The SoCOAL Network

Coal power sucks. Have you ever really looked at an urban photograph from 100+ years ago? Those black clouds aren't rain.

And yet coal — an industrial era technology — continues to be a major source of energy around the world. The US leads the dirty charge, with 45% of its electricity coming from coal.

While regulators have a role to play, so do consumers. And that's why Greenpeace has decided to use the power of social media to try to shame Facebook founder Mark Zuckerberg into using sustainable energy to power his network.

According to Greenpeace's Executive Director, Kumi Naidoo:

A company such as Facebook, which now has 500 million users world-wide, can have both a direct and indirect effect on this reality. Direct because the company can reduce its own greenhouse gas emissions by phasing coal out of its electricity use. Indirect in that a true display of leadership will set a high bar for the rest of the industry and help catalyze a clean energy transformation.

Here's the vid:

Pretty amusing stuff. And timely, given that "The Social Network" is about to premiere. Can it work? That's up to us...


  1. Very funny, but it won't help -- insisting on only wind power might make FB look good and feel better about itself, but others on the grid will just end up using a bigger proportion of the remaining coal power.

    What *will* work is raising electricity prices enough (maybe 3-5x current rates) that consumption drops to the point the US no longer needs the coal plants. As long as our governments keep subsidizing electricity with absurdly cheap rates, we're going to keep using too much of it.

  2. Shaming facebook for the use of coal as a source of electricity wouldn't bring any major changes. The focus should be on discovering and improvising the production of electricity through other renewable sources.

  3. You both make a valid point. However, I think you are also missing part of the picture.

    This isn't just about Facebook's energy use. That is the obvious motive, but I doubt Greenpeace aims that low when it comes to cause marketing.

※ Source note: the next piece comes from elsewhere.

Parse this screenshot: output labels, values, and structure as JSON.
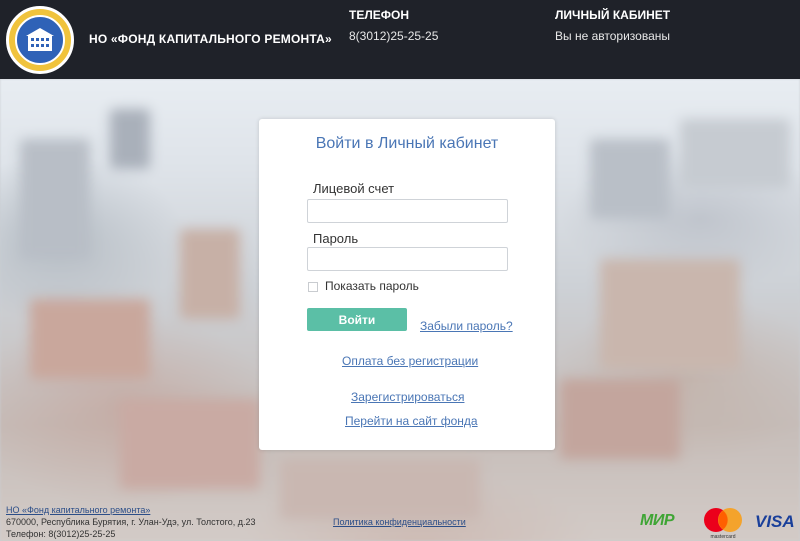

    they are trying to shame Facebook into taking a *public position* on sustainable energy. As the biggest brand is social media, they carry a lot of influence. And aiming campaigns at influencers is a a standard way to persuade their fans.